** Opening DATA LISTING block **

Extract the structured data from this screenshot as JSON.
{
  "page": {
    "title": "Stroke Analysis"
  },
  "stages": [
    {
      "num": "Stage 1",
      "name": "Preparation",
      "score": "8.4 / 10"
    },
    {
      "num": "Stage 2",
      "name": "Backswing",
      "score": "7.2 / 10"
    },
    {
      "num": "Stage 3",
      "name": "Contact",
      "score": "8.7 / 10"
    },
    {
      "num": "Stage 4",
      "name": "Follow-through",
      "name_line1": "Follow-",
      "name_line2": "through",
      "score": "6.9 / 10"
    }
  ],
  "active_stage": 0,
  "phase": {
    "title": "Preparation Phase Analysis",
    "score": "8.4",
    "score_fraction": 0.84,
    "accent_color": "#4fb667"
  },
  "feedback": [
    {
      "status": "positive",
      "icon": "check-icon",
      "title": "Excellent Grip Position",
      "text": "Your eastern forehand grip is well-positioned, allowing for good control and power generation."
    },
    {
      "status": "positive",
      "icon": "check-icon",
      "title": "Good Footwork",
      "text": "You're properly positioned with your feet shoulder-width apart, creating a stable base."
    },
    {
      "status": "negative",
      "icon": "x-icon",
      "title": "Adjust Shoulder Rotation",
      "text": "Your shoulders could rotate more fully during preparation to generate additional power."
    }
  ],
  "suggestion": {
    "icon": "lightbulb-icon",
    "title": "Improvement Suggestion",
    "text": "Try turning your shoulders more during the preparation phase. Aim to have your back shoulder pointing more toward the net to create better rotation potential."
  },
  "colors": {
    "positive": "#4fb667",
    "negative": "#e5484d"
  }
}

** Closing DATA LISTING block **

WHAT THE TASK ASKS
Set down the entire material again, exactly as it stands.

RESULT OF THIS TASK
Extract the structured data from this screenshot as JSON.
{
  "page": {
    "title": "Stroke Analysis"
  },
  "stages": [
    {
      "num": "Stage 1",
      "name": "Preparation",
      "score": "8.4 / 10"
    },
    {
      "num": "Stage 2",
      "name": "Backswing",
      "score": "7.2 / 10"
    },
    {
      "num": "Stage 3",
      "name": "Contact",
      "score": "8.7 / 10"
    },
    {
      "num": "Stage 4",
      "name": "Follow-through",
      "name_line1": "Follow-",
      "name_line2": "through",
      "score": "6.9 / 10"
    }
  ],
  "active_stage": 0,
  "phase": {
    "title": "Preparation Phase Analysis",
    "score": "8.4",
    "score_fraction": 0.84,
    "accent_color": "#4fb667"
  },
  "feedback": [
    {
      "status": "positive",
      "icon": "check-icon",
      "title": "Excellent Grip Position",
      "text": "Your eastern forehand grip is well-positioned, allowing for good control and power generation."
    },
    {
      "status": "positive",
      "icon": "check-icon",
      "title": "Good Footwork",
      "text": "You're properly positioned with your feet shoulder-width apart, creating a stable base."
    },
    {
      "status": "negative",
      "icon": "x-icon",
      "title": "Adjust Shoulder Rotation",
      "text": "Your shoulders could rotate more fully during preparation to generate additional power."
    }
  ],
  "suggestion": {
    "icon": "lightbulb-icon",
    "title": "Improvement Suggestion",
    "text": "Try turning your shoulders more during the preparation phase. Aim to have your back shoulder pointing more toward the net to create better rotation potential."
  },
  "colors": {
    "positive": "#4fb667",
    "negative": "#e5484d"
  }
}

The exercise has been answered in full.